§ **What you should do**
For every line in the data below, check for the word "current", then state how many lines have it. Answer with the number only.

§ **Material provided**

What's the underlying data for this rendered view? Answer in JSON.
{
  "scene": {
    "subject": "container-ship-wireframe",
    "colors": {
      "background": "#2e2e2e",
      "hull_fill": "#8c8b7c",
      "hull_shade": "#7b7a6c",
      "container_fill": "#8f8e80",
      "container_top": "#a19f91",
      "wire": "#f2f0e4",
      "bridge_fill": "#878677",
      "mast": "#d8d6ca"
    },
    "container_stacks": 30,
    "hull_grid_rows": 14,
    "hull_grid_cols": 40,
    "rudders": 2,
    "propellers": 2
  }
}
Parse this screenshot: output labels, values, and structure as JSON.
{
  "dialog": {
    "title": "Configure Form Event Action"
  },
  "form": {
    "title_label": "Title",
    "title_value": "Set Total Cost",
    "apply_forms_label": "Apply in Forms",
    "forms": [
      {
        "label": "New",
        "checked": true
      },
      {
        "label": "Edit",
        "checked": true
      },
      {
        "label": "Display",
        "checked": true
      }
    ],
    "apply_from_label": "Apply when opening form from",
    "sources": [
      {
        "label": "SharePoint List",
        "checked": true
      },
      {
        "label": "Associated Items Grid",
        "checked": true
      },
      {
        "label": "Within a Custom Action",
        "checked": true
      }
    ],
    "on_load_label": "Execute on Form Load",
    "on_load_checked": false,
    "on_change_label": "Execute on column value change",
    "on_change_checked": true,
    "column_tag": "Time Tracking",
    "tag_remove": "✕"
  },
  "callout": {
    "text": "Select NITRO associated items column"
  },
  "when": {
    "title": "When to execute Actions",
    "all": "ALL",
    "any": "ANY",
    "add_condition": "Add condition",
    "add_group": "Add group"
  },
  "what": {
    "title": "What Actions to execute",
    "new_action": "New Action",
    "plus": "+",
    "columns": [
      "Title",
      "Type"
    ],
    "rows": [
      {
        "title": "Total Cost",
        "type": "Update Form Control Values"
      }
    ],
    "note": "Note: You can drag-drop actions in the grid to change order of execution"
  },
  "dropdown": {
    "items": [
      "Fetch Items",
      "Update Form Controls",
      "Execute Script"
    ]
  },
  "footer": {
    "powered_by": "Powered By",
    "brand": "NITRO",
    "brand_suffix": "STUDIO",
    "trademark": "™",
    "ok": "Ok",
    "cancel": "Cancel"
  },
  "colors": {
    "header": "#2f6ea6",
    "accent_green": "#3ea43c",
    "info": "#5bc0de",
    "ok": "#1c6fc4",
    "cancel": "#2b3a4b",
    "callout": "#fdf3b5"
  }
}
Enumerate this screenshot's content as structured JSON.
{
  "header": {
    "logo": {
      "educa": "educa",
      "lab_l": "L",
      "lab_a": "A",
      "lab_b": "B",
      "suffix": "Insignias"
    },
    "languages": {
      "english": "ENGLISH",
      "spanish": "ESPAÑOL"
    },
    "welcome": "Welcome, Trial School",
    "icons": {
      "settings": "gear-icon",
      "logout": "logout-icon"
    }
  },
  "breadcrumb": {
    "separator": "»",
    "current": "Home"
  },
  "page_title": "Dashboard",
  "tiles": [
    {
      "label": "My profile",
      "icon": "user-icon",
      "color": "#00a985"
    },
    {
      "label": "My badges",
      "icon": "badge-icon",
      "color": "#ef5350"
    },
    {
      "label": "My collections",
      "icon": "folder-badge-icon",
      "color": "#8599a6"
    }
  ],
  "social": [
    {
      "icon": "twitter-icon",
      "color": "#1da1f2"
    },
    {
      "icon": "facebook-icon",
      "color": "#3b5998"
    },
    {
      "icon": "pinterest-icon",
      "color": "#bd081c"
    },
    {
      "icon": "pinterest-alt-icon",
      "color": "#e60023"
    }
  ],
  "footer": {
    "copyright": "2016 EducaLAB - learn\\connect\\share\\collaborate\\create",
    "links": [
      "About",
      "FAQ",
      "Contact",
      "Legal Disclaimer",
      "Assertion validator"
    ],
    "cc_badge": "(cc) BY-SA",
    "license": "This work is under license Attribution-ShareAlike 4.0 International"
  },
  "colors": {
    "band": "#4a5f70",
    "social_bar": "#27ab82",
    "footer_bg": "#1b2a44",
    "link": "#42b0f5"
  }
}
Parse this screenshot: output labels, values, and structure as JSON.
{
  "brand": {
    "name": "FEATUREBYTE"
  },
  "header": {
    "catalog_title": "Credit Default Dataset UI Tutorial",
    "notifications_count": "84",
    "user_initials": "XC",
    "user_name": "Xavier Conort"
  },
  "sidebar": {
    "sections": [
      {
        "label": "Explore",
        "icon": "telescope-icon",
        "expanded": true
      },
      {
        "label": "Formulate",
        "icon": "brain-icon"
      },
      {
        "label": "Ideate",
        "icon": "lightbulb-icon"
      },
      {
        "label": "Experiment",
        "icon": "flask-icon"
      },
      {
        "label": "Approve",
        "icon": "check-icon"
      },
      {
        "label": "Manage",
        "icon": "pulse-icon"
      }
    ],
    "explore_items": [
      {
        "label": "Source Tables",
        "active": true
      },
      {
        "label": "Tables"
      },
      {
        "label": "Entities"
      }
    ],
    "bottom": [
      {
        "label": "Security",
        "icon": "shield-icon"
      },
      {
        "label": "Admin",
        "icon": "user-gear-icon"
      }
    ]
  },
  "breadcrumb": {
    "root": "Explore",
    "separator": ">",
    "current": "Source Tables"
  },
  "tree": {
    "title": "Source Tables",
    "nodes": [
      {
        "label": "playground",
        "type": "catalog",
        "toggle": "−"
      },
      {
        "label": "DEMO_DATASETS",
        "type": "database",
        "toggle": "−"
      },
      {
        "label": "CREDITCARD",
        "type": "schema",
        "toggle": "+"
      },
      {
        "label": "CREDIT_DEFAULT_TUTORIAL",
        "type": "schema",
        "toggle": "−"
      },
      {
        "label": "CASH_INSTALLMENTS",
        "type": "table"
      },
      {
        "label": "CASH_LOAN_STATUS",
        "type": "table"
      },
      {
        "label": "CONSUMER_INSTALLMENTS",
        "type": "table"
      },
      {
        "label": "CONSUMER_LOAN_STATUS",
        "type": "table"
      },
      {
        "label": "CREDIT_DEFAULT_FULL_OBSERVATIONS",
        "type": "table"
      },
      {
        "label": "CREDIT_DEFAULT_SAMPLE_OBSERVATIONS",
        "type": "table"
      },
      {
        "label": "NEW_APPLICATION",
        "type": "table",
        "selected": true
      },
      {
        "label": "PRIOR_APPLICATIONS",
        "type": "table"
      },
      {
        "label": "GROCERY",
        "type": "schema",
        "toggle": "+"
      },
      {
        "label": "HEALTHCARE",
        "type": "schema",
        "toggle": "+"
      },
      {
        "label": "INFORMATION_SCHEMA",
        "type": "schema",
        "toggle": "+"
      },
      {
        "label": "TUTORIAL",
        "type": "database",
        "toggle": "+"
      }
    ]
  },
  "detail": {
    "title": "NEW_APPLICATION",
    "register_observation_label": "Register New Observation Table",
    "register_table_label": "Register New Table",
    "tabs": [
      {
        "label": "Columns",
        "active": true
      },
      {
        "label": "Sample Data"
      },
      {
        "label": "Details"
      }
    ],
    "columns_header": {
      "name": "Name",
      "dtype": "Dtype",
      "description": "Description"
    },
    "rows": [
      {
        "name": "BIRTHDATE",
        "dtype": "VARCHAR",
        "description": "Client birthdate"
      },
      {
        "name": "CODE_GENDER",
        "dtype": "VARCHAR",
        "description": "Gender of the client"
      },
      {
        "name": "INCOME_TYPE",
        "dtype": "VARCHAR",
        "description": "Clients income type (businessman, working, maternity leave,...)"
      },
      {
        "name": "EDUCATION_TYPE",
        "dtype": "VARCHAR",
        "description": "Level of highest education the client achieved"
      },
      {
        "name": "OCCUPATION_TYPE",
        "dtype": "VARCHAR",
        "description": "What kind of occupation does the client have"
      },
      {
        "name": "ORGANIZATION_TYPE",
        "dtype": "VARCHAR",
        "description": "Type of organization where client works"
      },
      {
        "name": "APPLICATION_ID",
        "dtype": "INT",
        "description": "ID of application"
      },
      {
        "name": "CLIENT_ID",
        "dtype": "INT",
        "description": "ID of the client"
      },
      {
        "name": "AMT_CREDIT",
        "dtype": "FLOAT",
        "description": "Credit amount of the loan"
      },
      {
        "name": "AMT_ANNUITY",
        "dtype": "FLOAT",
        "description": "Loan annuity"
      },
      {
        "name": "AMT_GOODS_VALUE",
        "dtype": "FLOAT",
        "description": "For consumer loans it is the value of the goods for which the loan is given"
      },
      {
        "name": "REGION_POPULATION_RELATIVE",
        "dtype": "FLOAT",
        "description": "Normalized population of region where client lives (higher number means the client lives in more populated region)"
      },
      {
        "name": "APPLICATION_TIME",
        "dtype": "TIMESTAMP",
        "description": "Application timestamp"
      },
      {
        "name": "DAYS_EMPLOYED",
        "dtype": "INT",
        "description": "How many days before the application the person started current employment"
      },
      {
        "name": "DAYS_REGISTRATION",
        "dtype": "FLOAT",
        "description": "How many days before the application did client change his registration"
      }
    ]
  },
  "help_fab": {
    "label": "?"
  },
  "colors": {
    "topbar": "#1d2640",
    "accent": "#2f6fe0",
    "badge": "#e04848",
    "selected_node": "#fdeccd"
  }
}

§ **Solution for this problem**
3